> EXERCISE REQUIREMENTS:
For each line of the data below, copy it if it holds the word "Hist".

(Dataset rows for apps and sites)

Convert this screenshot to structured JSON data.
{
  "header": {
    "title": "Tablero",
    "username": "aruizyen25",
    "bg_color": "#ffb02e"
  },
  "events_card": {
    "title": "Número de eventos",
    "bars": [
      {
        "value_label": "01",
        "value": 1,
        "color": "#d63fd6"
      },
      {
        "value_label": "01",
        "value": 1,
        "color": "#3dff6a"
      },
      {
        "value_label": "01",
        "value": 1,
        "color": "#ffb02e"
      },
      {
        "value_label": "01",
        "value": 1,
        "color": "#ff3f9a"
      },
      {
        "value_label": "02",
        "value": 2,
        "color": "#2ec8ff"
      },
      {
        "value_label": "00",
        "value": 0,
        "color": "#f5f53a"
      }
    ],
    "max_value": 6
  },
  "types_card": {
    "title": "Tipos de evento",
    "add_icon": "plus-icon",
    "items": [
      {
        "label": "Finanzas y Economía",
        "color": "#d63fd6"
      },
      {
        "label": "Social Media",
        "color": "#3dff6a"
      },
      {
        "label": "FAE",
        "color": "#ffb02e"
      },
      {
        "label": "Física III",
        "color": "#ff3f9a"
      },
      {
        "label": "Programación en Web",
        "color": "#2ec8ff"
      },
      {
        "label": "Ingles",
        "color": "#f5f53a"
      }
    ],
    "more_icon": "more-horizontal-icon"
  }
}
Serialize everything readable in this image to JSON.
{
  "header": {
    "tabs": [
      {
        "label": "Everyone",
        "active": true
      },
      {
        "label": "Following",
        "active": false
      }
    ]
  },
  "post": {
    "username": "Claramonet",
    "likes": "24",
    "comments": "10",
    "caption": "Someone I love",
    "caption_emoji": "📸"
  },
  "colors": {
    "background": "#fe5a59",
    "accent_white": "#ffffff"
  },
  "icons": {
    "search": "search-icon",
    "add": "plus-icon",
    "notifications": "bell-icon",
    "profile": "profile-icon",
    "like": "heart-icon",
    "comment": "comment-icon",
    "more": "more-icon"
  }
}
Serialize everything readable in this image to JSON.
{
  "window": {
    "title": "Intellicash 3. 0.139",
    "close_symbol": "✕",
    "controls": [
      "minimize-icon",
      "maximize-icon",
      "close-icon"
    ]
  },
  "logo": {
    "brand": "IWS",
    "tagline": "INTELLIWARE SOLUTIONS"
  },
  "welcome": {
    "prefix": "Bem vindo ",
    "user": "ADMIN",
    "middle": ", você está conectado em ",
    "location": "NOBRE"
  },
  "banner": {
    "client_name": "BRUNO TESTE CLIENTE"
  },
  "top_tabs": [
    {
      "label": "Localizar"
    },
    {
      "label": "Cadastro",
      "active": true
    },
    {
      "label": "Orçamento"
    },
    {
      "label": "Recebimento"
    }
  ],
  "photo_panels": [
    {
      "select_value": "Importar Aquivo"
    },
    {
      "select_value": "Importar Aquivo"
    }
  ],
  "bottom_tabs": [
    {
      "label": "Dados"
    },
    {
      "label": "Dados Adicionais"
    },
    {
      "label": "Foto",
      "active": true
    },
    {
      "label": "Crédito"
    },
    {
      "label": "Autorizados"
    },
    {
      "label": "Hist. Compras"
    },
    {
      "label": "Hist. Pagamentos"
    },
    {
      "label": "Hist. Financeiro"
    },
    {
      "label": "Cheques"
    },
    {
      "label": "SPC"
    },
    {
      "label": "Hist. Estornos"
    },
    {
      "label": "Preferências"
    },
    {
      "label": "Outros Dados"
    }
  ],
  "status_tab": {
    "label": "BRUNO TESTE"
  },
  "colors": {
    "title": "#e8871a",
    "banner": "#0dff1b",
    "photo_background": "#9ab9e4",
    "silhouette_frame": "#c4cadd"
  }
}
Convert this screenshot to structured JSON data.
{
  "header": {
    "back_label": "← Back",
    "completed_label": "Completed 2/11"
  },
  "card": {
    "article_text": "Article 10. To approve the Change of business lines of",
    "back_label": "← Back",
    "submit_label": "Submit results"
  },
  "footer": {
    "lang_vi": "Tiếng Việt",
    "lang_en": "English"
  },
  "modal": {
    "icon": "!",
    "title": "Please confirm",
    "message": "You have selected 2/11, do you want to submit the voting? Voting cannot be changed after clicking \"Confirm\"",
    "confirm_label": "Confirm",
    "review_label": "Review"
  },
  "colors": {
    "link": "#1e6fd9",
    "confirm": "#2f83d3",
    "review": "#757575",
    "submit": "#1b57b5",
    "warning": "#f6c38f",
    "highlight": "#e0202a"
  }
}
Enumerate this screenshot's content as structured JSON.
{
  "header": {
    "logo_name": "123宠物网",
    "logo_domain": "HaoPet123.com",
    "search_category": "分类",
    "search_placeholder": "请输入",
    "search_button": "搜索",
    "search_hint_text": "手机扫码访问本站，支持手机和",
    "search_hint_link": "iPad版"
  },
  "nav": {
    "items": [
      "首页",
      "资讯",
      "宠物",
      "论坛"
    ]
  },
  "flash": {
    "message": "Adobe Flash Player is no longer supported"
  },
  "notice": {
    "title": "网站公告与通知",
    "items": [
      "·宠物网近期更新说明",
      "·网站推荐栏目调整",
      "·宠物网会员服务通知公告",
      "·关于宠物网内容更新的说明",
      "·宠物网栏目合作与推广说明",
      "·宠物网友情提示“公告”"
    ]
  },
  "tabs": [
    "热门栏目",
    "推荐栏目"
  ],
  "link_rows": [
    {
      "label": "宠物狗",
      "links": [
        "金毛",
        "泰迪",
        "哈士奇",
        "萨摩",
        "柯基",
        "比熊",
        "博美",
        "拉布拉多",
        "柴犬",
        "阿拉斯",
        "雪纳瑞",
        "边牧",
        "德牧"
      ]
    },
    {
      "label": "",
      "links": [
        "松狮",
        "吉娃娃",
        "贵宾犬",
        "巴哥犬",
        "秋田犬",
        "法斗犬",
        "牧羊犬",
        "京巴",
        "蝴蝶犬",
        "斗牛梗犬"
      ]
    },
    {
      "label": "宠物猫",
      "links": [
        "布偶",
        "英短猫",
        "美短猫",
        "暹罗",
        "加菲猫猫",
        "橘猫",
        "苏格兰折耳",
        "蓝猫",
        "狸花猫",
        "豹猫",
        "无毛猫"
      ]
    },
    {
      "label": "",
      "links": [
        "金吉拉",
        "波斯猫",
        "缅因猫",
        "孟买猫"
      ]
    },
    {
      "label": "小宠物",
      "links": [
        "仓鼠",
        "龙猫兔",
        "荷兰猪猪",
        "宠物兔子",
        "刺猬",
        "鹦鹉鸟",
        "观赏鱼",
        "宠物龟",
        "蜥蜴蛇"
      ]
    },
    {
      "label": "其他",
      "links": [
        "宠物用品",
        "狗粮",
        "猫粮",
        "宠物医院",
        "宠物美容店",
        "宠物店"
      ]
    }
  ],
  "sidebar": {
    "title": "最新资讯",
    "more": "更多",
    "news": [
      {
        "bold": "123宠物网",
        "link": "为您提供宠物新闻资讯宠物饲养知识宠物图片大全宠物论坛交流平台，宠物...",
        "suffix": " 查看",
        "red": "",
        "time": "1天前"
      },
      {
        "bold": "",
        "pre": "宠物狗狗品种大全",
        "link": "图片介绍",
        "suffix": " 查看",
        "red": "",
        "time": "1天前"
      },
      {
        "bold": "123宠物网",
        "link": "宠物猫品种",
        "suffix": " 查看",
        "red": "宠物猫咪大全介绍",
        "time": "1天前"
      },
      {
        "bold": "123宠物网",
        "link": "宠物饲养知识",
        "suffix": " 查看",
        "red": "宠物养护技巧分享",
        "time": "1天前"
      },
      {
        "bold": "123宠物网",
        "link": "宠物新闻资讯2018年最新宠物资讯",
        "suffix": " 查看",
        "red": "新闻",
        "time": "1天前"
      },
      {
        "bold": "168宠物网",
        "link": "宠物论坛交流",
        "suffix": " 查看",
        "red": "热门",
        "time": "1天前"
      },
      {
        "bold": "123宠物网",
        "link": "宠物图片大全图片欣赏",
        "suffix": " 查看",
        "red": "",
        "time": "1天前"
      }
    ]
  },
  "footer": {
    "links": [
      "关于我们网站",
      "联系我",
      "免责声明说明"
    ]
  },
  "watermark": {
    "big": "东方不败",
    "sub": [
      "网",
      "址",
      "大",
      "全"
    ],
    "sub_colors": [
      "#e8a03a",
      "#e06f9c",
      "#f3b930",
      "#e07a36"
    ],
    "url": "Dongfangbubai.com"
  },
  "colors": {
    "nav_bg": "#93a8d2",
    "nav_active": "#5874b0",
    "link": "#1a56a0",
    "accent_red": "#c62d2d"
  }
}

> ANSWER FOR THE TASK:
      "label": "Hist. Compras"
      "label": "Hist. Pagamentos"
      "label": "Hist. Financeiro"
      "label": "Hist. Estornos"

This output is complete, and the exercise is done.